In 2018, Serbia witnessed advances towards a life free from violence for women and girls, as an emphasis was placed on the implementation of the legislative framework for combating domestic violence amended in 2017. Following these changes, with the programme’s support, Serbia saw in 2018 advocacy efforts towards amendments of the Law on Prevention of Domestic Violence aimed to improve the implementation of police urgent measures, as well as amendments of the Criminal Code aimed to criminalize non-consensual acts of a sexual nature with a person, in line with Istanbul Convention. The total number of femicides in 2018 stands at 33, which represents a slight increase from the previous year (2017 - 29 women were victims of femicide).
At the regional level, all key stakeholders involved in the fight against VAW convened in the first Regional Forum Promoting the Implementation of the Istanbul Convention in the Western Balkans and Turkey, ”Integrated Policies, Inclusive Partnerships” held in Skopje (27th-28th November 2018), in recognition and acknowledgment of the ratification of the Istanbul Convention by the Government of the Republic of North Macedonia and its commendable efforts to commit to its implementation.
Under the auspices of the Government of the Republic of North Macedonia and on the occasion of the campaign 16 Days of Activism against Gender-Based Violence, the Regional Forum, aimed to take stock of the implementation of the Istanbul Convention, gathered over 150 representatives from national institutions, CSOs and regional entities from across the region. Convened by the Government of the Republic of North Macedonia, UN Women, the European Union, and the Council of Europe (CoE), in partnership with European Women’s Lobby, the Regional Forum reviewed progress in the fulfilment of the Istanbul Convention and promoted regional dialogue on its implementation and monitoring.
The Regional Forum witnessed the launch of “Integrated Policies-Integrated Approach: Regional Analysis of Policies and Legislation on Violence against Women and the Istanbul Convention in the Western Balkans and Turkey” - a mapping carried out by the European Women’s Lobby (EWL) to inform the forum discussions and outcome.
This report produced by European Women’s Lobby under the regional programme details the achievements and challenges, as well as good practices and lessons learned in the region in relation to the implementation of the IC and the Convention on the Elimination of All Forms of Discrimination Against Women (CEDAW). Read the report here.
Fighting discrimination and violence against women and girls is at the core of UN Women’s mandate.

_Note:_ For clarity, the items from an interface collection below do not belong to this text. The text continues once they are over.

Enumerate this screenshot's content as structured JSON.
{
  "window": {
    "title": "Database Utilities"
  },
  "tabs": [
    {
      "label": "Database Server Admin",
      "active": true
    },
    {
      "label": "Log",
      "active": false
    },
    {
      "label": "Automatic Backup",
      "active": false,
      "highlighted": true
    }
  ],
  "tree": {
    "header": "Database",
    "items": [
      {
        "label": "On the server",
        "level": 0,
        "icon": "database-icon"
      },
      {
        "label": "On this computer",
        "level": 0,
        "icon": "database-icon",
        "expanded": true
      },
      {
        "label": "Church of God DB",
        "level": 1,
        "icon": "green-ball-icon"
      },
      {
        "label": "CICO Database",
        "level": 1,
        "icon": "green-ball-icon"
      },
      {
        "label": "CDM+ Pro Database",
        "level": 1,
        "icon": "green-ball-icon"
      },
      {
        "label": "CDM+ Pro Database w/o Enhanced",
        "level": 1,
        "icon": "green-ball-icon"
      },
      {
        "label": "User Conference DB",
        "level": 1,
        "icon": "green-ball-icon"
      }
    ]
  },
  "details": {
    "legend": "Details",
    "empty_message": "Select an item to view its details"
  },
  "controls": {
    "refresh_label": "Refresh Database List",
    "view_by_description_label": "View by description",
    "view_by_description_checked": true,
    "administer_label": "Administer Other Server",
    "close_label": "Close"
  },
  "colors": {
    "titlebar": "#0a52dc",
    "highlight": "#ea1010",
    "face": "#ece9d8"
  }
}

And, we know that there are solutions that can unlock the transformational change we want to see, such as: a comprehensive approach that includes laws along with decisive implementation to protect women and girls from violence, prevention that starts at an early age, and the provision of services accessible to all survivors.
‘Implementing Norms, Changing Minds’ will continue working to honour survivors’ voices and contribute to paving the way for a safer, more equal, and better world for women and girls in the Western Balkans and Turkey.